Exercise:
Give an exact copy of every entry.

━━━━━━━━━━

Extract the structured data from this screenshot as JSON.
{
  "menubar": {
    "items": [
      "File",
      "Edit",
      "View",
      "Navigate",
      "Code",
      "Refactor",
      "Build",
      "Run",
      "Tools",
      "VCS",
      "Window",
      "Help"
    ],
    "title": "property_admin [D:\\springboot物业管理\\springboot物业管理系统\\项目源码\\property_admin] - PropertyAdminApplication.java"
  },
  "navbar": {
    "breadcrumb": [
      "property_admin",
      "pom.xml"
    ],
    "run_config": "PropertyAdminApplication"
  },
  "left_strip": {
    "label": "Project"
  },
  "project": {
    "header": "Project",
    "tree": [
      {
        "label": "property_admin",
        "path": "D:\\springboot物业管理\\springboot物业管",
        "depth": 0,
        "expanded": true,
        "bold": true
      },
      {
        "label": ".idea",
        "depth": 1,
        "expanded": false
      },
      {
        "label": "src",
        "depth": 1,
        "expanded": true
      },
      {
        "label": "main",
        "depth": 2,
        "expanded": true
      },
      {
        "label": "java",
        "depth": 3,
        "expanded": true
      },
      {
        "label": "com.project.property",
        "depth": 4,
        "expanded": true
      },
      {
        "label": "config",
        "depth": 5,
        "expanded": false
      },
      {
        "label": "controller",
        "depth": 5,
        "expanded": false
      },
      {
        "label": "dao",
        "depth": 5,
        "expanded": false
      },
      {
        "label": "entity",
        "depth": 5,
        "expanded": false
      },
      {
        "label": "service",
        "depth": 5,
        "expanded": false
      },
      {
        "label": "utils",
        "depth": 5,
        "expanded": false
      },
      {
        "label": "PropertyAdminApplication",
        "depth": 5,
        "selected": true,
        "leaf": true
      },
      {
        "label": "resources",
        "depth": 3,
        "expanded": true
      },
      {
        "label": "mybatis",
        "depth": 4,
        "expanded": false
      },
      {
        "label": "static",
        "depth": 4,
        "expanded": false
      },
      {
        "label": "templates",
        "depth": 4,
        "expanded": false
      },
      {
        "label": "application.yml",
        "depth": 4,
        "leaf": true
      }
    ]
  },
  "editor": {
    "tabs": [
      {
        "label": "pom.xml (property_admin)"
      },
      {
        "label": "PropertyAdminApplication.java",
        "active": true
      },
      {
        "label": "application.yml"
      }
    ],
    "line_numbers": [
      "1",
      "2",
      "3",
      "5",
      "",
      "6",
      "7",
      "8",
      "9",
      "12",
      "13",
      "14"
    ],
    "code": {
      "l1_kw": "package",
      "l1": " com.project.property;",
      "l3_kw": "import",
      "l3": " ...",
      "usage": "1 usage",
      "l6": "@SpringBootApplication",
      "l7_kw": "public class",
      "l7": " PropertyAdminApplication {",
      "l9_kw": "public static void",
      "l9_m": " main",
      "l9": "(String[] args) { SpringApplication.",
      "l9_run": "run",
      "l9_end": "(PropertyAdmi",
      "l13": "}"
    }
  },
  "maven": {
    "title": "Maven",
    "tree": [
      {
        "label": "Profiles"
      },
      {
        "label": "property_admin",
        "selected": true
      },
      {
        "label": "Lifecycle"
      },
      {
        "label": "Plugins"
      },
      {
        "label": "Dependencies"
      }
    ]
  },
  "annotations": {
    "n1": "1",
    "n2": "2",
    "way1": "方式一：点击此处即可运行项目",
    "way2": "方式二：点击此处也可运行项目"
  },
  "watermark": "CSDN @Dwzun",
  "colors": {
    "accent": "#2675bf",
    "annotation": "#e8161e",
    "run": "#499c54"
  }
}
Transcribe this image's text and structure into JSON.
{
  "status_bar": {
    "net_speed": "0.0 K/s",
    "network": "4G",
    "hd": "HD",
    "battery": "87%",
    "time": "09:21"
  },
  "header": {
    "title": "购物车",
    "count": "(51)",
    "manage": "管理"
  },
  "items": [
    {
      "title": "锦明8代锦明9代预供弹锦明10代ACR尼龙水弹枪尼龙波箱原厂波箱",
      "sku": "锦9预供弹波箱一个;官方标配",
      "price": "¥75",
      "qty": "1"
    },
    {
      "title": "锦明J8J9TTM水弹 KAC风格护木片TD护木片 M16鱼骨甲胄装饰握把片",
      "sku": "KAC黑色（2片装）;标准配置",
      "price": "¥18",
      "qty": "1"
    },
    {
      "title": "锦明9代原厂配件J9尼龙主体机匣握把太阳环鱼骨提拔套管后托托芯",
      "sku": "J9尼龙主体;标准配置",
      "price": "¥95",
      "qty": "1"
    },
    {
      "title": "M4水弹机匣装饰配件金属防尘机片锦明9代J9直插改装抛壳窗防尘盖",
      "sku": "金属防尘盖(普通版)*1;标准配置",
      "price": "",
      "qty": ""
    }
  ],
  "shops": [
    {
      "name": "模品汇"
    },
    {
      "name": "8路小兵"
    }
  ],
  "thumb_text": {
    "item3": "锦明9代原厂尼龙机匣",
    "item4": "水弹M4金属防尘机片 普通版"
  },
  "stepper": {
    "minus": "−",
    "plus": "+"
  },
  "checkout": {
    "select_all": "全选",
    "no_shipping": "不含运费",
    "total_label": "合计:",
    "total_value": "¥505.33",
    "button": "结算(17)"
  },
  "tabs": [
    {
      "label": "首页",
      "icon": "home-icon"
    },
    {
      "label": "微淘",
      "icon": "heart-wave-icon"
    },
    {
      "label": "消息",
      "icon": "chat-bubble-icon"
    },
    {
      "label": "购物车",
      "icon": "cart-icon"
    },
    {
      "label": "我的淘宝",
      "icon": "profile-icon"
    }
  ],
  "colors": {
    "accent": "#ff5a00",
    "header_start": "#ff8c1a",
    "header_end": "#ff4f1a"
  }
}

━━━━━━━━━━

Answer:
Extract the structured data from this screenshot as JSON.
{
  "menubar": {
    "items": [
      "File",
      "Edit",
      "View",
      "Navigate",
      "Code",
      "Refactor",
      "Build",
      "Run",
      "Tools",
      "VCS",
      "Window",
      "Help"
    ],
    "title": "property_admin [D:\\springboot物业管理\\springboot物业管理系统\\项目源码\\property_admin] - PropertyAdminApplication.java"
  },
  "navbar": {
    "breadcrumb": [
      "property_admin",
      "pom.xml"
    ],
    "run_config": "PropertyAdminApplication"
  },
  "left_strip": {
    "label": "Project"
  },
  "project": {
    "header": "Project",
    "tree": [
      {
        "label": "property_admin",
        "path": "D:\\springboot物业管理\\springboot物业管",
        "depth": 0,
        "expanded": true,
        "bold": true
      },
      {
        "label": ".idea",
        "depth": 1,
        "expanded": false
      },
      {
        "label": "src",
        "depth": 1,
        "expanded": true
      },
      {
        "label": "main",
        "depth": 2,
        "expanded": true
      },
      {
        "label": "java",
        "depth": 3,
        "expanded": true
      },
      {
        "label": "com.project.property",
        "depth": 4,
        "expanded": true
      },
      {
        "label": "config",
        "depth": 5,
        "expanded": false
      },
      {
        "label": "controller",
        "depth": 5,
        "expanded": false
      },
      {
        "label": "dao",
        "depth": 5,
        "expanded": false
      },
      {
        "label": "entity",
        "depth": 5,
        "expanded": false
      },
      {
        "label": "service",
        "depth": 5,
        "expanded": false
      },
      {
        "label": "utils",
        "depth": 5,
        "expanded": false
      },
      {
        "label": "PropertyAdminApplication",
        "depth": 5,
        "selected": true,
        "leaf": true
      },
      {
        "label": "resources",
        "depth": 3,
        "expanded": true
      },
      {
        "label": "mybatis",
        "depth": 4,
        "expanded": false
      },
      {
        "label": "static",
        "depth": 4,
        "expanded": false
      },
      {
        "label": "templates",
        "depth": 4,
        "expanded": false
      },
      {
        "label": "application.yml",
        "depth": 4,
        "leaf": true
      }
    ]
  },
  "editor": {
    "tabs": [
      {
        "label": "pom.xml (property_admin)"
      },
      {
        "label": "PropertyAdminApplication.java",
        "active": true
      },
      {
        "label": "application.yml"
      }
    ],
    "line_numbers": [
      "1",
      "2",
      "3",
      "5",
      "",
      "6",
      "7",
      "8",
      "9",
      "12",
      "13",
      "14"
    ],
    "code": {
      "l1_kw": "package",
      "l1": " com.project.property;",
      "l3_kw": "import",
      "l3": " ...",
      "usage": "1 usage",
      "l6": "@SpringBootApplication",
      "l7_kw": "public class",
      "l7": " PropertyAdminApplication {",
      "l9_kw": "public static void",
      "l9_m": " main",
      "l9": "(String[] args) { SpringApplication.",
      "l9_run": "run",
      "l9_end": "(PropertyAdmi",
      "l13": "}"
    }
  },
  "maven": {
    "title": "Maven",
    "tree": [
      {
        "label": "Profiles"
      },
      {
        "label": "property_admin",
        "selected": true
      },
      {
        "label": "Lifecycle"
      },
      {
        "label": "Plugins"
      },
      {
        "label": "Dependencies"
      }
    ]
  },
  "annotations": {
    "n1": "1",
    "n2": "2",
    "way1": "方式一：点击此处即可运行项目",
    "way2": "方式二：点击此处也可运行项目"
  },
  "watermark": "CSDN @Dwzun",
  "colors": {
    "accent": "#2675bf",
    "annotation": "#e8161e",
    "run": "#499c54"
  }
}
Transcribe this image's text and structure into JSON.
{
  "status_bar": {
    "net_speed": "0.0 K/s",
    "network": "4G",
    "hd": "HD",
    "battery": "87%",
    "time": "09:21"
  },
  "header": {
    "title": "购物车",
    "count": "(51)",
    "manage": "管理"
  },
  "items": [
    {
      "title": "锦明8代锦明9代预供弹锦明10代ACR尼龙水弹枪尼龙波箱原厂波箱",
      "sku": "锦9预供弹波箱一个;官方标配",
      "price": "¥75",
      "qty": "1"
    },
    {
      "title": "锦明J8J9TTM水弹 KAC风格护木片TD护木片 M16鱼骨甲胄装饰握把片",
      "sku": "KAC黑色（2片装）;标准配置",
      "price": "¥18",
      "qty": "1"
    },
    {
      "title": "锦明9代原厂配件J9尼龙主体机匣握把太阳环鱼骨提拔套管后托托芯",
      "sku": "J9尼龙主体;标准配置",
      "price": "¥95",
      "qty": "1"
    },
    {
      "title": "M4水弹机匣装饰配件金属防尘机片锦明9代J9直插改装抛壳窗防尘盖",
      "sku": "金属防尘盖(普通版)*1;标准配置",
      "price": "",
      "qty": ""
    }
  ],
  "shops": [
    {
      "name": "模品汇"
    },
    {
      "name": "8路小兵"
    }
  ],
  "thumb_text": {
    "item3": "锦明9代原厂尼龙机匣",
    "item4": "水弹M4金属防尘机片 普通版"
  },
  "stepper": {
    "minus": "−",
    "plus": "+"
  },
  "checkout": {
    "select_all": "全选",
    "no_shipping": "不含运费",
    "total_label": "合计:",
    "total_value": "¥505.33",
    "button": "结算(17)"
  },
  "tabs": [
    {
      "label": "首页",
      "icon": "home-icon"
    },
    {
      "label": "微淘",
      "icon": "heart-wave-icon"
    },
    {
      "label": "消息",
      "icon": "chat-bubble-icon"
    },
    {
      "label": "购物车",
      "icon": "cart-icon"
    },
    {
      "label": "我的淘宝",
      "icon": "profile-icon"
    }
  ],
  "colors": {
    "accent": "#ff5a00",
    "header_start": "#ff8c1a",
    "header_end": "#ff4f1a"
  }
}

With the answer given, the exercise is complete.